UK develops radwaste management committee's role

13 January 2020

The UK's Committee on Radioactive Waste Management (CoRWM) has published a document setting out the broad framework within which it will operate. The framework replaces its terms of reference.

CoRWM Chairman Nigel Thrift (Image: BEIS)

CoRWM was established in 2003 as a non-statutory advisory committee and is classed as a non-departmental public body (NDPB). Its purpose is to provide independent advice to the UK government, and the devolved administrations based on scrutiny of the available evidence on the long-term management of radioactive waste, arising from civil and, where relevant, defence nuclear programmes, including storage and disposal.

Drawn up by the Department for Business, Energy & Industrial Strategy (BEIS) and the devolved administrations in consultation with CoRWM, the framework document covers CoRWM's role, governance and accountability, and working arrangements.
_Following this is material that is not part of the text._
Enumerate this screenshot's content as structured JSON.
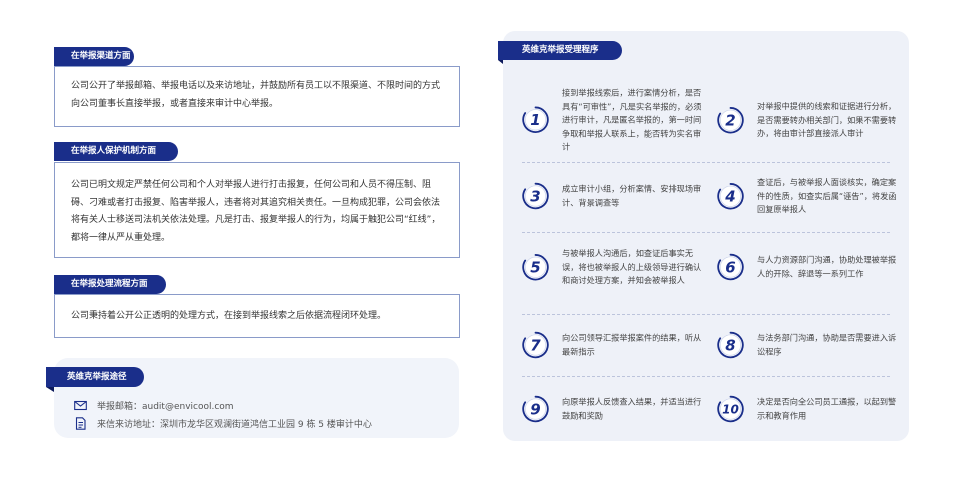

It sets out four areas for which CoRWM will have collective responsibility.

Firstly, recognising the policy framework within which it will operate, including the roles and responsibilities of the government and devolved administrations, the Nuclear Decommissioning Authority (NDA), Radioactive Waste Management (RWM), and the various statutory independent regulators in relation to CoRWM’s own advisory role. Secondly, delivering its evidence-based advice to 'sponsor ministers' in accordance with agreed work programmes. Thirdly, delivering the work programme within the agreed budget and in accordance with Treasury guidance. Fourthly, submit an annual written report to sponsor officials by 31 May each year and this will be made available to the public on the CoRWM website.

CoRWM consists of a chairperson and up to 11 members, one of whom will be appointed by the BEIS minister as deputy chairperson on the recommendation of the chairperson. Members are appointed in a personal capacity and must remain independent of organisational or sectoral interests. The committee chairperson and members are appointed for a period of up to four years. CoRWM's tasks will be set out each year in a proposed three-year rolling work programme, which will be submitted to sponsor officials by 30 April each year for discussion and agreement.

RWM is a public organisation established by government and responsible for planning and delivering geological disposal in the UK. It collaborates with scientists around the world on multi-million pound research programmes, sharing the latest scientific advances and best practice. It also works with the producers of radioactive waste to find ways to package it that are suitable for disposal in a Geological Disposal Facility. The NDA, another NDPB, is responsible for cleaning up the UK's earliest nuclear sites safely, securely and cost-effectively with care for people and the environment.

According to the 2019 United Kingdom Radioactive Waste & Materials Inventory, which was also published on 10 January, the UK has a total of 4,560,000 cubic metres of radioactive waste. Of this, 1390 cubic metres is high-level waste (HLW), 247,000 cubic metres is intermediate-level waste (ILW), 1,480,000 cubic metres is low-level waste (LLW), and 2,830,000 cubic metres is very-low-level waste (VLLW). Updated every three years, the inventory is compiled by BEIS and the NDA.

The inventory thus shows that more than 94% of all radioactive waste to be produced in the UK will be LLW or VLLW. This includes both existing waste and waste estimated to arise over the next 100 years or so. Most of this waste will be produced during the dismantling of existing nuclear facilities and the clean-up of sites. Less than 6% of all radioactive waste to be produced in the UK will be ILW and less than 0.1% will be HLW.

The radioactive waste producing organisations are: the NDA (this includes Sellafield Ltd, Magnox Ltd, LLW Repository Ltd, Dounreay Site Restoration Ltd and Springfields Fuels Ltd); EDF Energy; the Ministry of Defence; the United Kingdom Atomic Energy Authority; GE Healthcare Ltd; Urenco; and minor waste producers.

Researched and written by World Nuclear News